Someone you know has recently taken on caregiving responsibilities. You want to show your support, but you aren’t sure what to say? Here are some tips on what not to say and suggestions on how to be supportive.
I hear a lot of these comments from people who probably should know better; I attribute it to them wanting to help, but not having the correct vocabulary, similar to when someone passes away. They want to commiserate, show empathy and affection, but don’t understand what to say or do. It’s okay. I’m far from perfect, too, and have said dumber things in my life. We live and learn and do the best we can. – Dean P.
What not to say
“The worst things I heard while care giving were, ‘Everything happens for a reason and God doesn’t give us more than we can handle’…also, ‘It won’t last forever’, no, it won’t but, that means my mom will have died and that’s not really a comfort.” – Odilia S.
I hate it when people say “I don’t know how you do it.” I suppose that’s meant to be some kind of compliment, but what I hear is “I sure wouldn’t want to deal with what you have to.” – DeDee M.
Don’t tell a caregiver with a sibling that will not lift a finger to help, visit or call his mother that the sibling should be let off the hook because “he had a difficult upbringing.” Don’t these people realize you grew up in the same house with the same screwed up parents? – Debra H.S.
Any comment the begins with “just be glad…” – Tammy H.H.
“You’re just a caregiver, you don’t have a real job?” – Debra R.
I hate it when people ask me what I do all day. I am a caregiver and it isn’t easy! – Kim P.
People ask some very personal questions. I don’t know when it became okay to talk about my husband’s hygiene and sex life, just because you’re curious. I just roll my eyes when people inquire. – Mandy L.
Don’t tell them not to worry because their loved one won’t be around forever. – Elizabeth M.F.
My pet peeve is when people comment, “I know just how you feel!” Reality is you can’t possibly know how I feel unless you live the EXACT same life I have. Even if you are an only child caring for your mom with TBI/Dementia and you pulled up stakes to take care of things…you really don’t know just how I feel. – Cameron G.
“You’re not working outside the home, so you have PLENTY of time! I’m just too busy ’cause I’m single and have to do everything for myself.” – Jeannette B.L.
“[People said] my mom was selfish for continuing to live on so I can continue to take care of her. That was the most hurtful thing I had ever heard. I cry and my heart breaks every day. My mom passed from breast cancer this past Feb. I took care of her until her last breath.
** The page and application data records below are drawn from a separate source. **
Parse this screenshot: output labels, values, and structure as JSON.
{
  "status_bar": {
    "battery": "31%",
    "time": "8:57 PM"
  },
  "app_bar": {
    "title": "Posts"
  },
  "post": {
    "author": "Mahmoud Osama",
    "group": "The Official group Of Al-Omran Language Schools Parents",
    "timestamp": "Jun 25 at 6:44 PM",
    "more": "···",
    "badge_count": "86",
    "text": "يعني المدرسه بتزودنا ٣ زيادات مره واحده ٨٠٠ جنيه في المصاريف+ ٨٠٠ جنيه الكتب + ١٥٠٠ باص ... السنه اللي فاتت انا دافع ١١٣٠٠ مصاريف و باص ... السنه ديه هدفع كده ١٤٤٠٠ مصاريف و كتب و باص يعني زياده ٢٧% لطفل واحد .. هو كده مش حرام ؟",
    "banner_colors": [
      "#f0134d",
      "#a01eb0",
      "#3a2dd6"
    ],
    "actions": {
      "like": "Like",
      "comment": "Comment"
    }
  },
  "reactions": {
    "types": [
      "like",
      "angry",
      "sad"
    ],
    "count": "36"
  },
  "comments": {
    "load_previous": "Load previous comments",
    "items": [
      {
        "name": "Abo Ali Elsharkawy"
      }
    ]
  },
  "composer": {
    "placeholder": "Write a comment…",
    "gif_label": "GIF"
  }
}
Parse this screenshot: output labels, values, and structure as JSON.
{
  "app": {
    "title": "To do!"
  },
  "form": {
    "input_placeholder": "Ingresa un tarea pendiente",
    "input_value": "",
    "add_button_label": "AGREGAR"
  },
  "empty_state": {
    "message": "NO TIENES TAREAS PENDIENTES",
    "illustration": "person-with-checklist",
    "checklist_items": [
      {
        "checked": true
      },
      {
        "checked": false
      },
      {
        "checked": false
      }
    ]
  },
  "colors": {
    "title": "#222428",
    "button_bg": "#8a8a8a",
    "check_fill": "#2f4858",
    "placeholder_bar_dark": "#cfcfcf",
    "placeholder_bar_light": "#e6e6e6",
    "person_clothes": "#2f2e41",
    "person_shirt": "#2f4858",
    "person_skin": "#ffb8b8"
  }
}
I would do it over and over.” – Helene B.
So, what should you say?
Words are cheap…go over and help…drop by with a treat…vacuum the living room…or sit with loved one..so caregiver can get out…the thing I prefer to hear…is from someone in same position..saying…I know it’s hard…because…it validates it somehow…the most helpful thing said to me at the beginning of this journey came from my best friend..who also cares for her mom with dementia…I was bawling from the range of emotions I was feeling…and feeling lost…she said…so you don’t recognize yourself…eh?…I was so relieved…that she had those feelings as well…I so needed that emotional support…no I didn’t recognize myself…and neither did she…and it was okay… – Beth S.
There’s a saying in Spanish (Quieres se murió. Toma lo mató.) that, translated, basically says: ‘Don’t ask, just do.’ Don’t ask me to call you if I need a break. Ask me which day this week you can relieve me. – Maya S.
Tembi has other suggestions for how to make a caregiver’s day over at The Kitchen Widow.